Entries from a dataset of interfaces:
......

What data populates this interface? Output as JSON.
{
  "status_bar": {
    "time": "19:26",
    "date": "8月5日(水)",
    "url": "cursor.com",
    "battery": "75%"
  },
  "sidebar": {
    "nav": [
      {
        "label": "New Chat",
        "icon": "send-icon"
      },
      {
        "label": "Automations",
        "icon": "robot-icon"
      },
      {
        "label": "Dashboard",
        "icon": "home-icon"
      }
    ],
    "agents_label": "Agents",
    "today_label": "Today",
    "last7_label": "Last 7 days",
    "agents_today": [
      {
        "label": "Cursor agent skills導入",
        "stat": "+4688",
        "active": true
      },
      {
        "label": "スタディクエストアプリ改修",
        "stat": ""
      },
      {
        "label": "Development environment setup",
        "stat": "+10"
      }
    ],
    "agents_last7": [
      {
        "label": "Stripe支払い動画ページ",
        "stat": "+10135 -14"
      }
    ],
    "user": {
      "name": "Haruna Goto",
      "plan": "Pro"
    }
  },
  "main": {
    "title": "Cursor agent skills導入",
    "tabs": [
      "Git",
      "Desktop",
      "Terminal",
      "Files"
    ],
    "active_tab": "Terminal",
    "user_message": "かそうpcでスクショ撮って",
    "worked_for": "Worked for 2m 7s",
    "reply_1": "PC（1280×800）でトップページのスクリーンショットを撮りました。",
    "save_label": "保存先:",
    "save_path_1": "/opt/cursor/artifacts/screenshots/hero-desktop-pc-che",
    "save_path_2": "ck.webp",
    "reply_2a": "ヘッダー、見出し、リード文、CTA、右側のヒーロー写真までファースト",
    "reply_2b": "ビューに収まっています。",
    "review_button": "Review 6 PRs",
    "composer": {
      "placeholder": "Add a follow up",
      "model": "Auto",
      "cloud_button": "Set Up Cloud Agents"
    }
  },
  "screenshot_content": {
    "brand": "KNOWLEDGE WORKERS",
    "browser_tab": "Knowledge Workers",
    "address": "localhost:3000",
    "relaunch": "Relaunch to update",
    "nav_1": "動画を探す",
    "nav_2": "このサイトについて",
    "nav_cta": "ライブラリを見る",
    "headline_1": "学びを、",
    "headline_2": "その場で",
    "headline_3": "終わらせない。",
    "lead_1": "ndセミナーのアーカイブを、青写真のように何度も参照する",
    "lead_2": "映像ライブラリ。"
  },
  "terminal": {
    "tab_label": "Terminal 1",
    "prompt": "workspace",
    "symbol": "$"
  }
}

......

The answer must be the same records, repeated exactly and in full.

Task answer:
What data populates this interface? Output as JSON.
{
  "status_bar": {
    "time": "19:26",
    "date": "8月5日(水)",
    "url": "cursor.com",
    "battery": "75%"
  },
  "sidebar": {
    "nav": [
      {
        "label": "New Chat",
        "icon": "send-icon"
      },
      {
        "label": "Automations",
        "icon": "robot-icon"
      },
      {
        "label": "Dashboard",
        "icon": "home-icon"
      }
    ],
    "agents_label": "Agents",
    "today_label": "Today",
    "last7_label": "Last 7 days",
    "agents_today": [
      {
        "label": "Cursor agent skills導入",
        "stat": "+4688",
        "active": true
      },
      {
        "label": "スタディクエストアプリ改修",
        "stat": ""
      },
      {
        "label": "Development environment setup",
        "stat": "+10"
      }
    ],
    "agents_last7": [
      {
        "label": "Stripe支払い動画ページ",
        "stat": "+10135 -14"
      }
    ],
    "user": {
      "name": "Haruna Goto",
      "plan": "Pro"
    }
  },
  "main": {
    "title": "Cursor agent skills導入",
    "tabs": [
      "Git",
      "Desktop",
      "Terminal",
      "Files"
    ],
    "active_tab": "Terminal",
    "user_message": "かそうpcでスクショ撮って",
    "worked_for": "Worked for 2m 7s",
    "reply_1": "PC（1280×800）でトップページのスクリーンショットを撮りました。",
    "save_label": "保存先:",
    "save_path_1": "/opt/cursor/artifacts/screenshots/hero-desktop-pc-che",
    "save_path_2": "ck.webp",
    "reply_2a": "ヘッダー、見出し、リード文、CTA、右側のヒーロー写真までファースト",
    "reply_2b": "ビューに収まっています。",
    "review_button": "Review 6 PRs",
    "composer": {
      "placeholder": "Add a follow up",
      "model": "Auto",
      "cloud_button": "Set Up Cloud Agents"
    }
  },
  "screenshot_content": {
    "brand": "KNOWLEDGE WORKERS",
    "browser_tab": "Knowledge Workers",
    "address": "localhost:3000",
    "relaunch": "Relaunch to update",
    "nav_1": "動画を探す",
    "nav_2": "このサイトについて",
    "nav_cta": "ライブラリを見る",
    "headline_1": "学びを、",
    "headline_2": "その場で",
    "headline_3": "終わらせない。",
    "lead_1": "ndセミナーのアーカイブを、青写真のように何度も参照する",
    "lead_2": "映像ライブラリ。"
  },
  "terminal": {
    "tab_label": "Terminal 1",
    "prompt": "workspace",
    "symbol": "$"
  }
}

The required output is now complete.